MARJORIE MILLER Prior to her appointment as London bureau chief in 1998, Miller held several bureau chief positions for The Times: Jerusalem (1995-1998), Bonn (1993-1995), Mexico City (1988-1993) and San Salvador (1985-1988). She served two years as a staff reporter covering the U.S.-Mexico border for The Times' former San Diego County edition and earlier completed reporting internships in Washington, D.C. and Los Angeles.
NICHOLAS GOLDBERG Formerly a bureau chief for Newsday, Nicholas Goldberg edits the op-ed page and the Current section of the Los Angeles Times.
JOSH RUSHING was a United States Marine Captain who was a press officer for United States Central Command (CENTCOM) during the 2003 Invasion of Iraq. He became famous for his appearance in the documentary Control Room, which documented his conversations with Al Jazeera correspondent Hassan Ibrahim. After the Pentagon ordered him not to comment on the movie , he left the Marine Corps and is now working for Al Jazeera English.
GIL HOCHBERG Gil Zehava Hochberg (Ph.D. UC Berkeley; Assistant professor of Comparative Literature, UCLA) specializes in contemporary Levantine literatures (North Africa, Israel, Palestine). She is especially interested in Transnational and Diaspora studies, language politics. [More]
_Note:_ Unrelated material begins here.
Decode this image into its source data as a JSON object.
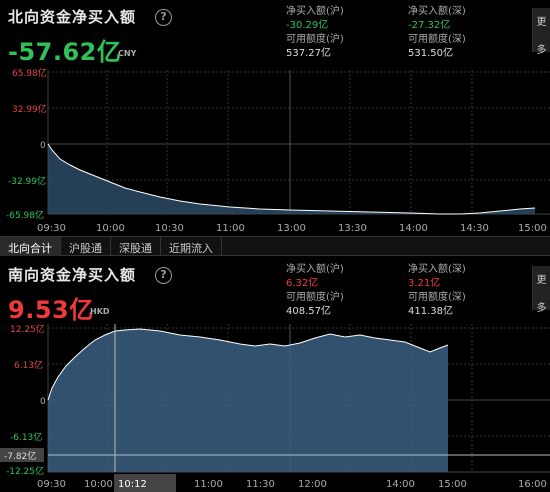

IAN MASTERS is a BBC-trained broadcast journalist who has covered national security affairs for over 25 years on public radio. He is the host of "Background Briefing" and "Live From The Left Coast" on KPFK (90.7FM) Sundays 11AM to 1PM. He has produced documentaries for ABC News and "Frontline" and edited a number of features and documentaries including "The Secret Life of Plants" and "Koyannisqatsi". As a screenwriter he adapted Robert Ludlum's "The Osterman Weekend" and has worked as a script consultant on "Under Seige", "The Fugitive" and "Chain Reaction". He has been a senior fellow at UCLA's Center For Strategic and International affairs and the UCLA Center For International Relations and was a consultant to the Center For National Security Studies at Los Alamos National Laboratory.
AAMIR MUFTI Aamir Mufti teaches Comparative Literature at UCLA. He worked for his Ph.D. in English and Comparative Literature at Columbia University with Edward Said. He also studied Anthropology at the London School of Economics and at Columbia, with a regional focus on North Africa. He is a co-editor of Dangerous Liaisons: Gender, Nation, and Postcolonial Perspectives (Minnesota), editor of "Critical Secularism," a special issue of the journal boundary 2, and author of Enlightenment in the Colony: The Jewish Question and Dilemmas in Postcolonial Culture (Princeton).
I can't go because I have students to subvert and I owe several editors book reviews and film reviews and an essay or two.
Your assignment? Go and report back to me. This is a stellar line up. Don't miss it.